And the winner is...
There is a real skill to writing a successful award entry. In this article, we give you some important tips that could help fill your trophy cabinet.
Get the basics right
This seems blindingly obviously but make sure you are actually entering an award you have a cat in hells chance of winning. The CEO may want you to win ‘most successful sales team of the year’, but remember you have to be able to back up your claims with firm evidence.
Read through all the award categories in detail and if you are not sure – ring up the award organisers and ask them what they want.
Who were the previous winners? What have they got that you haven’t?
Can you afford it? Some awards can be expensive to enter and then there’s buying the table for the awards announcements. Budget accordingly.
If the award asks for 2,000 words – write 2,000 words, not 1,500 or or 2,400. You will be penalized.
Meet the deadline.
Answer the questions
Well, we don’t really have a staff incentive scheme, so we’ll ignore that part and write about our recruitment process instead. No, no, no. You must provide relevant answers – refer back to read through all the award categories in detail. If you don’t meet the desired criteria – save your money.
Inject some personality
Our team not only meets, but exceeds its sales targets which means ACME Ltd continues to lead the industry. Really? Well what does this actually mean? Can you imagine how many award entries that say exactly the same old thing. Boring.
Who are you team? What are your sales targets – have they gone up over the years. Who says you lead the industry? Can you use graphics and imagery to highlight your points?
Don’t use the same corporate nonsense that all your competitors do and inject some personality and humour into your award entries.
Recently, we wrote four awards for a client and not only did they get shortlisted in each one – for the first time in entering their industry awards – they won one too.

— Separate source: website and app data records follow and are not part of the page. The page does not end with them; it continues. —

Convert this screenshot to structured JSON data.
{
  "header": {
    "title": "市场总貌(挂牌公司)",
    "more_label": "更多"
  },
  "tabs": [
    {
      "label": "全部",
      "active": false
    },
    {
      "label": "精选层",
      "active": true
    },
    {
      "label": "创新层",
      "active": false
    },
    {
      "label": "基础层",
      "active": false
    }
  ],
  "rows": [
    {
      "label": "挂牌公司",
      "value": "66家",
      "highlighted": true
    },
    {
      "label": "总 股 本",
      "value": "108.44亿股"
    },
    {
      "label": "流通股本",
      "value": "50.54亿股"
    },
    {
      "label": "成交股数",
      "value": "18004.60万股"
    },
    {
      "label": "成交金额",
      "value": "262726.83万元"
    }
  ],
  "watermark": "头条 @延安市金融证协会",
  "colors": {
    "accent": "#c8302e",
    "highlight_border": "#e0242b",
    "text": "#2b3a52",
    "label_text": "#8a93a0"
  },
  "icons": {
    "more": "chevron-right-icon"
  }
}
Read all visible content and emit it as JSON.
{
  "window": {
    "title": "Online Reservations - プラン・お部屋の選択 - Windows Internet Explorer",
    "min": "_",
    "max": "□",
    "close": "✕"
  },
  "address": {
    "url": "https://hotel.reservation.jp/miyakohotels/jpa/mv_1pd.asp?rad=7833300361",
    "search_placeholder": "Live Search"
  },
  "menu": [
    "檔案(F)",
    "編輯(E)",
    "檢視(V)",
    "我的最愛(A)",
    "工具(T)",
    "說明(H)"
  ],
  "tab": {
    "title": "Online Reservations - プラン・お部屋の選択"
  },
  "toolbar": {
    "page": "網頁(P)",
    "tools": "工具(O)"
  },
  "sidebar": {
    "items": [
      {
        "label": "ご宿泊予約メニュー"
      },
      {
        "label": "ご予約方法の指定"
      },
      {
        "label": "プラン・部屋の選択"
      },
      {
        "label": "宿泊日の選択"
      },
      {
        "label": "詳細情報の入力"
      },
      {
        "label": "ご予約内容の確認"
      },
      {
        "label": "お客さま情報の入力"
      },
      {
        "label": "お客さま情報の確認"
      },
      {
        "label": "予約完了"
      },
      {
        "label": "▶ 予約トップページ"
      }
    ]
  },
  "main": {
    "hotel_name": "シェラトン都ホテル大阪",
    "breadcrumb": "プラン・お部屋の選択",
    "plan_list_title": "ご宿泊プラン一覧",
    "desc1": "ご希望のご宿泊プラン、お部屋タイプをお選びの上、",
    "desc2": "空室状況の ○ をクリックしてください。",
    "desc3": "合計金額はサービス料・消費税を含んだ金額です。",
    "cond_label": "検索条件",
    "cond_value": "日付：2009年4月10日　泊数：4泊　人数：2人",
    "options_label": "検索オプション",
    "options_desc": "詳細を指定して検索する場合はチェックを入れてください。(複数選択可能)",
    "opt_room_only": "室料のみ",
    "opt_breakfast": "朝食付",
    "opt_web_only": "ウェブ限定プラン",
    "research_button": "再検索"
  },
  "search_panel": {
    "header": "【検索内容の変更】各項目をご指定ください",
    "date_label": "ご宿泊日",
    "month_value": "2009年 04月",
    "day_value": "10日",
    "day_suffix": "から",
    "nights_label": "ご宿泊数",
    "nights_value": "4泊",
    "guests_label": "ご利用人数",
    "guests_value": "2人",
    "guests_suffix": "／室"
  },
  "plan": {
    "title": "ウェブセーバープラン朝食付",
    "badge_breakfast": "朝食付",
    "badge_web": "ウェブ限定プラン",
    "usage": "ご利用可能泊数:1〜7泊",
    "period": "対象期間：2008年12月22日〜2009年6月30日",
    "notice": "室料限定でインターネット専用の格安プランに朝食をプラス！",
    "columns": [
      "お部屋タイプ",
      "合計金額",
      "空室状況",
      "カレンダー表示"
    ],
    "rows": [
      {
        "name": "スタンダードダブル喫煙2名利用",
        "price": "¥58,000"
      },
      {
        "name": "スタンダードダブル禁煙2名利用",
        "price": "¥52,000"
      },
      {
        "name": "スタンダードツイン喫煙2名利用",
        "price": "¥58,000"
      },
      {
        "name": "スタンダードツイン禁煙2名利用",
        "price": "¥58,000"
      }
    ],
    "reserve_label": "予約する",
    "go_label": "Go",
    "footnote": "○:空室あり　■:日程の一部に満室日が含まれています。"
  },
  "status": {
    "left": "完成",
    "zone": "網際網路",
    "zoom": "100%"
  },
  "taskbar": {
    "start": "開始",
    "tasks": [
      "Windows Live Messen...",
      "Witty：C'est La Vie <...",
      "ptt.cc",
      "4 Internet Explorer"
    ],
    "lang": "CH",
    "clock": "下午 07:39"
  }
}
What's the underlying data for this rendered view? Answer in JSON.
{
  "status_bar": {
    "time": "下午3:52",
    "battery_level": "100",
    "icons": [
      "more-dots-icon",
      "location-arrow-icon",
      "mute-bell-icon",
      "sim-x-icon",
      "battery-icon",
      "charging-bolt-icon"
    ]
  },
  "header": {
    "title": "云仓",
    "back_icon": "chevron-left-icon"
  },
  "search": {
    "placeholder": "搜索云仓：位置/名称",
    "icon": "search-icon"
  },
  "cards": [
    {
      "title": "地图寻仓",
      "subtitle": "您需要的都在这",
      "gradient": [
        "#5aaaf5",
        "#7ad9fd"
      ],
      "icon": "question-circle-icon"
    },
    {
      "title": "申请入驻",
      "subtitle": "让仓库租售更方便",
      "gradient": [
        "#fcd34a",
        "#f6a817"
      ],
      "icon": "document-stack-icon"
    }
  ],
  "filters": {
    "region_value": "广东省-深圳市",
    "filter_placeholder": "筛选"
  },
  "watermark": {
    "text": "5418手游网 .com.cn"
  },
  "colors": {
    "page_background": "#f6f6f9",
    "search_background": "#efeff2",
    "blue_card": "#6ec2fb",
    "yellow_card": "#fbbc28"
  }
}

Writing an award entry takes time and commitment. Outsourcing your award entry to Republic Relations takes some of that pressure off. However, we will insist that you clarify all your statements, we will make you really think about what you are saying – and sometimes we will even have to tell you the truth. This is not the right award for you. Gosh – imagine that – a bit of honesty!